#### About this task
Which lines of the data include the string "Επιλογή"? List them all.

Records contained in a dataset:
----------------

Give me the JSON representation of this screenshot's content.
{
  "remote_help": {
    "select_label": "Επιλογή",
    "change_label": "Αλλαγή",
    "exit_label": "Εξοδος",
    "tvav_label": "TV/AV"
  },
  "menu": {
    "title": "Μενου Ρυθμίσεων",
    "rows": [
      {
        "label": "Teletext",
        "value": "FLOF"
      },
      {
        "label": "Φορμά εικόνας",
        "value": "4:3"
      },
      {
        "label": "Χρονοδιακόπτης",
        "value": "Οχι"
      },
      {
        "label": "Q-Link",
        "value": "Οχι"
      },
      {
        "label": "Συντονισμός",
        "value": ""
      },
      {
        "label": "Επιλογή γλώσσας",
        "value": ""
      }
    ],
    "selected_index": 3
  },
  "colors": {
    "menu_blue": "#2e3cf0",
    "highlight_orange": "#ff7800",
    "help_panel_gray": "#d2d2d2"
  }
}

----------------

#### Task output
    "select_label": "Επιλογή",
        "label": "Επιλογή γλώσσας",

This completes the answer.